TASK INSTRUCTIONS: Write the entries out again exactly as they stand, but without the pictures.

EXERCISE DATA:
++++++++++++++++++++

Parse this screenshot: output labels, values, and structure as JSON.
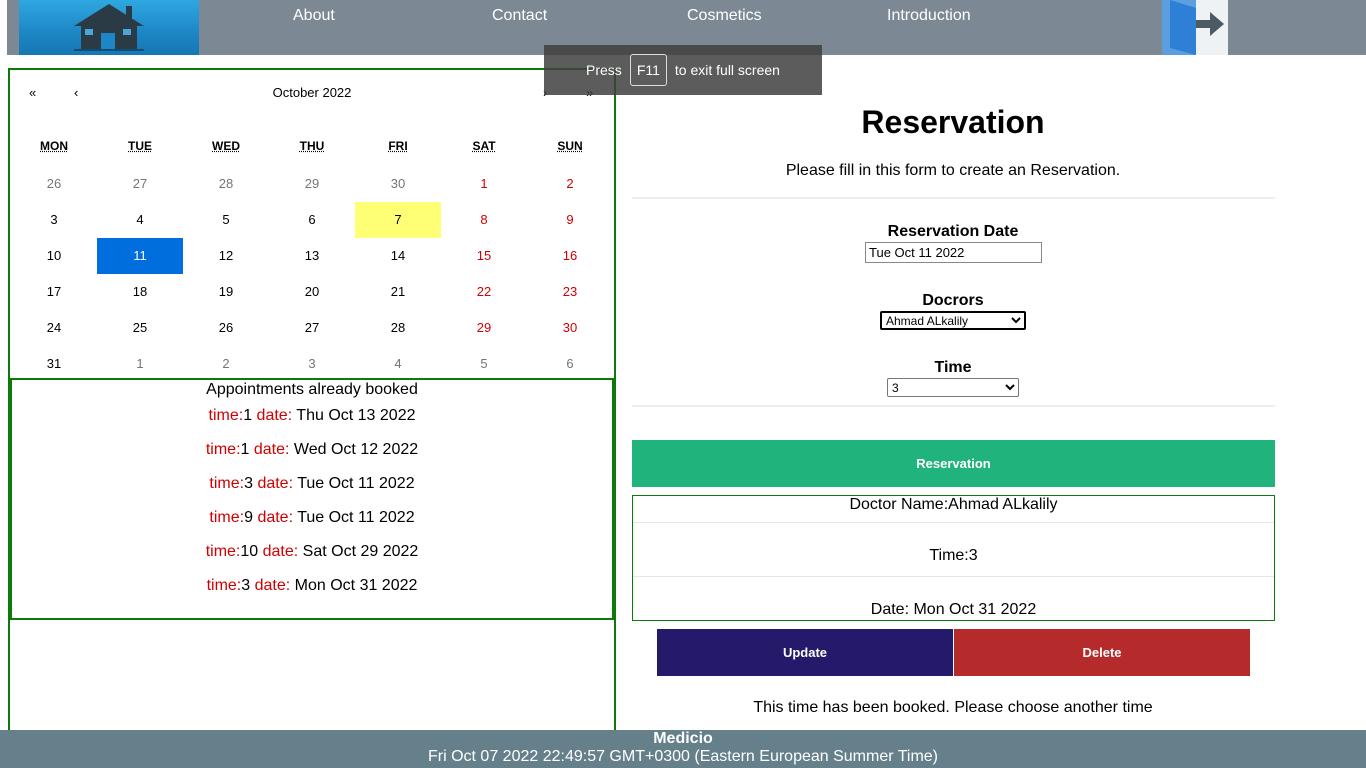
{
  "header": {
    "nav": [
      "About",
      "Contact",
      "Cosmetics",
      "Introduction"
    ]
  },
  "fullscreen_notice": {
    "press": "Press",
    "key": "F11",
    "rest": "to exit full screen"
  },
  "calendar": {
    "title": "October 2022",
    "nav_prev2": "«",
    "nav_prev": "‹",
    "nav_next": "›",
    "nav_next2": "»",
    "weekdays": [
      "MON",
      "TUE",
      "WED",
      "THU",
      "FRI",
      "SAT",
      "SUN"
    ],
    "days": [
      [
        "26",
        "27",
        "28",
        "29",
        "30",
        "1",
        "2"
      ],
      [
        "3",
        "4",
        "5",
        "6",
        "7",
        "8",
        "9"
      ],
      [
        "10",
        "11",
        "12",
        "13",
        "14",
        "15",
        "16"
      ],
      [
        "17",
        "18",
        "19",
        "20",
        "21",
        "22",
        "23"
      ],
      [
        "24",
        "25",
        "26",
        "27",
        "28",
        "29",
        "30"
      ],
      [
        "31",
        "1",
        "2",
        "3",
        "4",
        "5",
        "6"
      ]
    ],
    "today": "7",
    "selected": "11",
    "weekend_color": "#d10000",
    "selected_color": "#006edc",
    "today_color": "#ffff76"
  },
  "booked": {
    "title": "Appointments already booked",
    "time_label": "time:",
    "date_label": "date:",
    "items": [
      {
        "time": "1",
        "date": "Thu Oct 13 2022"
      },
      {
        "time": "1",
        "date": "Wed Oct 12 2022"
      },
      {
        "time": "3",
        "date": "Tue Oct 11 2022"
      },
      {
        "time": "9",
        "date": "Tue Oct 11 2022"
      },
      {
        "time": "10",
        "date": "Sat Oct 29 2022"
      },
      {
        "time": "3",
        "date": "Mon Oct 31 2022"
      }
    ]
  },
  "form": {
    "title": "Reservation",
    "subtitle": "Please fill in this form to create an Reservation.",
    "date_label": "Reservation Date",
    "date_value": "Tue Oct 11 2022",
    "doctors_label": "Docrors",
    "doctor_selected": "Ahmad ALkalily",
    "time_label": "Time",
    "time_selected": "3",
    "reserve_button": "Reservation"
  },
  "details": {
    "doctor": "Doctor Name:Ahmad ALkalily",
    "time": "Time:3",
    "date": "Date: Mon Oct 31 2022"
  },
  "actions": {
    "update": "Update",
    "delete": "Delete"
  },
  "message": "This time has been booked. Please choose another time",
  "footer": {
    "brand": "Medicio",
    "datetime": "Fri Oct 07 2022 22:49:57 GMT+0300 (Eastern European Summer Time)"
  },
  "colors": {
    "header": "#7c8893",
    "footer": "#65808b",
    "reserve": "#20b47c",
    "update": "#24196b",
    "delete": "#b52a2a",
    "border": "#0a7a0a"
  }
}
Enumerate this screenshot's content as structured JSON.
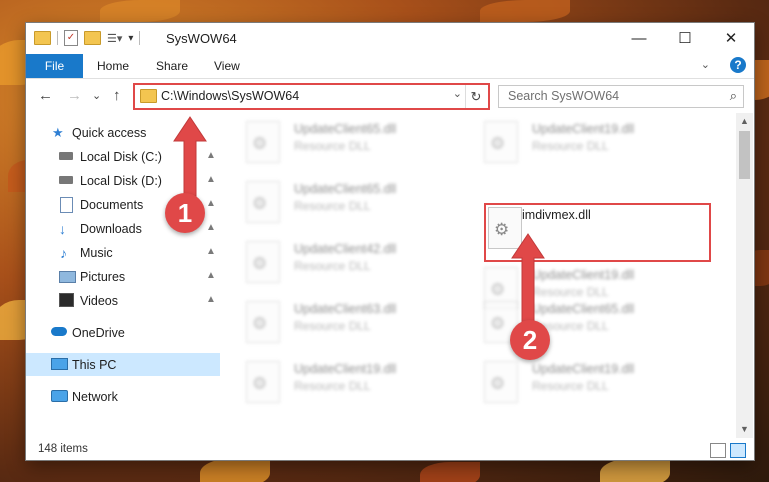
{
  "window": {
    "title": "SysWOW64",
    "minimize": "—",
    "maximize": "☐",
    "close": "✕"
  },
  "ribbon": {
    "tabs": [
      "File",
      "Home",
      "Share",
      "View"
    ],
    "expand": "⌄",
    "help": "?"
  },
  "nav": {
    "back": "←",
    "forward": "→",
    "recent": "⌄",
    "up": "↑",
    "address": "C:\\Windows\\SysWOW64",
    "dropdown": "⌄",
    "refresh": "↻",
    "search_placeholder": "Search SysWOW64",
    "search_icon": "⌕"
  },
  "sidebar": {
    "items": [
      {
        "label": "Quick access",
        "icon": "star-icon",
        "pinned": false
      },
      {
        "label": "Local Disk (C:)",
        "icon": "drive-icon",
        "pinned": true
      },
      {
        "label": "Local Disk (D:)",
        "icon": "drive-icon",
        "pinned": true
      },
      {
        "label": "Documents",
        "icon": "documents-icon",
        "pinned": true
      },
      {
        "label": "Downloads",
        "icon": "download-icon",
        "pinned": true
      },
      {
        "label": "Music",
        "icon": "music-icon",
        "pinned": true
      },
      {
        "label": "Pictures",
        "icon": "pictures-icon",
        "pinned": true
      },
      {
        "label": "Videos",
        "icon": "videos-icon",
        "pinned": true
      },
      {
        "label": "OneDrive",
        "icon": "cloud-icon",
        "pinned": false
      },
      {
        "label": "This PC",
        "icon": "computer-icon",
        "pinned": false,
        "selected": true
      },
      {
        "label": "Network",
        "icon": "network-icon",
        "pinned": false
      }
    ],
    "pin_glyph": "📌"
  },
  "files": {
    "left_column": [
      {
        "name": "UpdateClient65.dll",
        "type": "Resource DLL"
      },
      {
        "name": "UpdateClient65.dll",
        "type": "Resource DLL"
      },
      {
        "name": "UpdateClient42.dll",
        "type": "Resource DLL"
      },
      {
        "name": "UpdateClient63.dll",
        "type": "Resource DLL"
      },
      {
        "name": "UpdateClient19.dll",
        "type": "Resource DLL"
      }
    ],
    "right_column": [
      {
        "name": "UpdateClient19.dll",
        "type": "Resource DLL"
      },
      {
        "name": "imdivmex.dll",
        "type": ""
      },
      {
        "name": "UpdateClient19.dll",
        "type": "Resource DLL"
      },
      {
        "name": "UpdateClient65.dll",
        "type": "Resource DLL"
      },
      {
        "name": "UpdateClient19.dll",
        "type": "Resource DLL"
      }
    ],
    "highlighted": "imdivmex.dll"
  },
  "status": {
    "item_count": "148 items"
  },
  "annotations": {
    "step1": "1",
    "step2": "2",
    "color": "#e04848"
  },
  "colors": {
    "accent": "#1979ca",
    "selection": "#cce8ff",
    "highlight": "#e04848"
  }
}
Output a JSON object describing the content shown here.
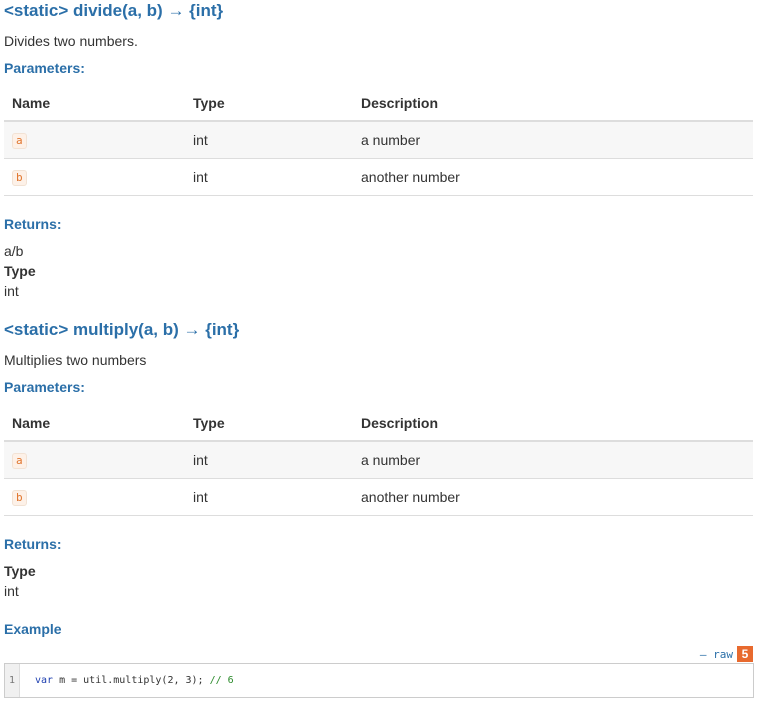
{
  "methods": [
    {
      "signature": "<static> divide(a, b) → {int}",
      "description": "Divides two numbers.",
      "parameters_label": "Parameters:",
      "columns": [
        "Name",
        "Type",
        "Description"
      ],
      "params": [
        {
          "name": "a",
          "type": "int",
          "description": "a number"
        },
        {
          "name": "b",
          "type": "int",
          "description": "another number"
        }
      ],
      "returns_label": "Returns:",
      "returns_value": "a/b",
      "type_label": "Type",
      "type_value": "int"
    },
    {
      "signature": "<static> multiply(a, b) → {int}",
      "description": "Multiplies two numbers",
      "parameters_label": "Parameters:",
      "columns": [
        "Name",
        "Type",
        "Description"
      ],
      "params": [
        {
          "name": "a",
          "type": "int",
          "description": "a number"
        },
        {
          "name": "b",
          "type": "int",
          "description": "another number"
        }
      ],
      "returns_label": "Returns:",
      "type_label": "Type",
      "type_value": "int",
      "example_label": "Example"
    }
  ],
  "code": {
    "toolbar_raw": "– raw",
    "badge_icon": "html5-icon",
    "badge_text": "5",
    "line_number": "1",
    "keyword": "var",
    "statement": " m = util.multiply(2, 3); ",
    "comment": "// 6"
  },
  "colors": {
    "link_blue": "#2b6fa8",
    "param_orange": "#e0742c",
    "html5_orange": "#e86a2e"
  }
}
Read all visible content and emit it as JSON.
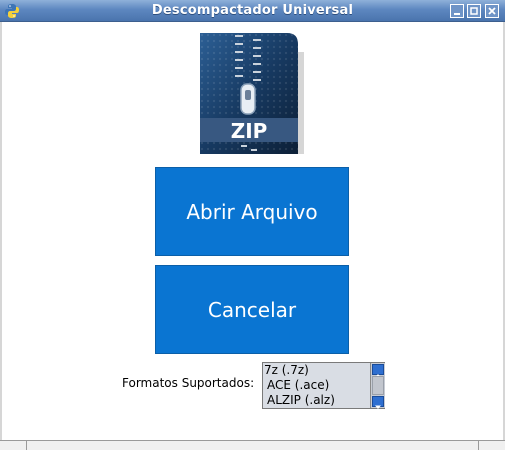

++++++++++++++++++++

RESPONSE TO THE TASK:
Parse this screenshot: output labels, values, and structure as JSON.
{
  "header": {
    "nav": [
      "About",
      "Contact",
      "Cosmetics",
      "Introduction"
    ]
  },
  "fullscreen_notice": {
    "press": "Press",
    "key": "F11",
    "rest": "to exit full screen"
  },
  "calendar": {
    "title": "October 2022",
    "nav_prev2": "«",
    "nav_prev": "‹",
    "nav_next": "›",
    "nav_next2": "»",
    "weekdays": [
      "MON",
      "TUE",
      "WED",
      "THU",
      "FRI",
      "SAT",
      "SUN"
    ],
    "days": [
      [
        "26",
        "27",
        "28",
        "29",
        "30",
        "1",
        "2"
      ],
      [
        "3",
        "4",
        "5",
        "6",
        "7",
        "8",
        "9"
      ],
      [
        "10",
        "11",
        "12",
        "13",
        "14",
        "15",
        "16"
      ],
      [
        "17",
        "18",
        "19",
        "20",
        "21",
        "22",
        "23"
      ],
      [
        "24",
        "25",
        "26",
        "27",
        "28",
        "29",
        "30"
      ],
      [
        "31",
        "1",
        "2",
        "3",
        "4",
        "5",
        "6"
      ]
    ],
    "today": "7",
    "selected": "11",
    "weekend_color": "#d10000",
    "selected_color": "#006edc",
    "today_color": "#ffff76"
  },
  "booked": {
    "title": "Appointments already booked",
    "time_label": "time:",
    "date_label": "date:",
    "items": [
      {
        "time": "1",
        "date": "Thu Oct 13 2022"
      },
      {
        "time": "1",
        "date": "Wed Oct 12 2022"
      },
      {
        "time": "3",
        "date": "Tue Oct 11 2022"
      },
      {
        "time": "9",
        "date": "Tue Oct 11 2022"
      },
      {
        "time": "10",
        "date": "Sat Oct 29 2022"
      },
      {
        "time": "3",
        "date": "Mon Oct 31 2022"
      }
    ]
  },
  "form": {
    "title": "Reservation",
    "subtitle": "Please fill in this form to create an Reservation.",
    "date_label": "Reservation Date",
    "date_value": "Tue Oct 11 2022",
    "doctors_label": "Docrors",
    "doctor_selected": "Ahmad ALkalily",
    "time_label": "Time",
    "time_selected": "3",
    "reserve_button": "Reservation"
  },
  "details": {
    "doctor": "Doctor Name:Ahmad ALkalily",
    "time": "Time:3",
    "date": "Date: Mon Oct 31 2022"
  },
  "actions": {
    "update": "Update",
    "delete": "Delete"
  },
  "message": "This time has been booked. Please choose another time",
  "footer": {
    "brand": "Medicio",
    "datetime": "Fri Oct 07 2022 22:49:57 GMT+0300 (Eastern European Summer Time)"
  },
  "colors": {
    "header": "#7c8893",
    "footer": "#65808b",
    "reserve": "#20b47c",
    "update": "#24196b",
    "delete": "#b52a2a",
    "border": "#0a7a0a"
  }
}
Enumerate this screenshot's content as structured JSON.
{
  "window": {
    "title": "SysWOW64",
    "minimize": "—",
    "maximize": "☐",
    "close": "✕"
  },
  "ribbon": {
    "tabs": [
      "File",
      "Home",
      "Share",
      "View"
    ],
    "expand": "⌄",
    "help": "?"
  },
  "nav": {
    "back": "←",
    "forward": "→",
    "recent": "⌄",
    "up": "↑",
    "address": "C:\\Windows\\SysWOW64",
    "dropdown": "⌄",
    "refresh": "↻",
    "search_placeholder": "Search SysWOW64",
    "search_icon": "⌕"
  },
  "sidebar": {
    "items": [
      {
        "label": "Quick access",
        "icon": "star-icon",
        "pinned": false
      },
      {
        "label": "Local Disk (C:)",
        "icon": "drive-icon",
        "pinned": true
      },
      {
        "label": "Local Disk (D:)",
        "icon": "drive-icon",
        "pinned": true
      },
      {
        "label": "Documents",
        "icon": "documents-icon",
        "pinned": true
      },
      {
        "label": "Downloads",
        "icon": "download-icon",
        "pinned": true
      },
      {
        "label": "Music",
        "icon": "music-icon",
        "pinned": true
      },
      {
        "label": "Pictures",
        "icon": "pictures-icon",
        "pinned": true
      },
      {
        "label": "Videos",
        "icon": "videos-icon",
        "pinned": true
      },
      {
        "label": "OneDrive",
        "icon": "cloud-icon",
        "pinned": false
      },
      {
        "label": "This PC",
        "icon": "computer-icon",
        "pinned": false,
        "selected": true
      },
      {
        "label": "Network",
        "icon": "network-icon",
        "pinned": false
      }
    ],
    "pin_glyph": "📌"
  },
  "files": {
    "left_column": [
      {
        "name": "UpdateClient65.dll",
        "type": "Resource DLL"
      },
      {
        "name": "UpdateClient65.dll",
        "type": "Resource DLL"
      },
      {
        "name": "UpdateClient42.dll",
        "type": "Resource DLL"
      },
      {
        "name": "UpdateClient63.dll",
        "type": "Resource DLL"
      },
      {
        "name": "UpdateClient19.dll",
        "type": "Resource DLL"
      }
    ],
    "right_column": [
      {
        "name": "UpdateClient19.dll",
        "type": "Resource DLL"
      },
      {
        "name": "imdivmex.dll",
        "type": ""
      },
      {
        "name": "UpdateClient19.dll",
        "type": "Resource DLL"
      },
      {
        "name": "UpdateClient65.dll",
        "type": "Resource DLL"
      },
      {
        "name": "UpdateClient19.dll",
        "type": "Resource DLL"
      }
    ],
    "highlighted": "imdivmex.dll"
  },
  "status": {
    "item_count": "148 items"
  },
  "annotations": {
    "step1": "1",
    "step2": "2",
    "color": "#e04848"
  },
  "colors": {
    "accent": "#1979ca",
    "selection": "#cce8ff",
    "highlight": "#e04848"
  }
}
Output a JSON object describing the content shown here.
{
  "methods": [
    {
      "signature": "<static> divide(a, b) → {int}",
      "description": "Divides two numbers.",
      "parameters_label": "Parameters:",
      "columns": [
        "Name",
        "Type",
        "Description"
      ],
      "params": [
        {
          "name": "a",
          "type": "int",
          "description": "a number"
        },
        {
          "name": "b",
          "type": "int",
          "description": "another number"
        }
      ],
      "returns_label": "Returns:",
      "returns_value": "a/b",
      "type_label": "Type",
      "type_value": "int"
    },
    {
      "signature": "<static> multiply(a, b) → {int}",
      "description": "Multiplies two numbers",
      "parameters_label": "Parameters:",
      "columns": [
        "Name",
        "Type",
        "Description"
      ],
      "params": [
        {
          "name": "a",
          "type": "int",
          "description": "a number"
        },
        {
          "name": "b",
          "type": "int",
          "description": "another number"
        }
      ],
      "returns_label": "Returns:",
      "type_label": "Type",
      "type_value": "int",
      "example_label": "Example"
    }
  ],
  "code": {
    "toolbar_raw": "– raw",
    "badge_icon": "html5-icon",
    "badge_text": "5",
    "line_number": "1",
    "keyword": "var",
    "statement": " m = util.multiply(2, 3); ",
    "comment": "// 6"
  },
  "colors": {
    "link_blue": "#2b6fa8",
    "param_orange": "#e0742c",
    "html5_orange": "#e86a2e"
  }
}
Read all visible content and emit it as JSON.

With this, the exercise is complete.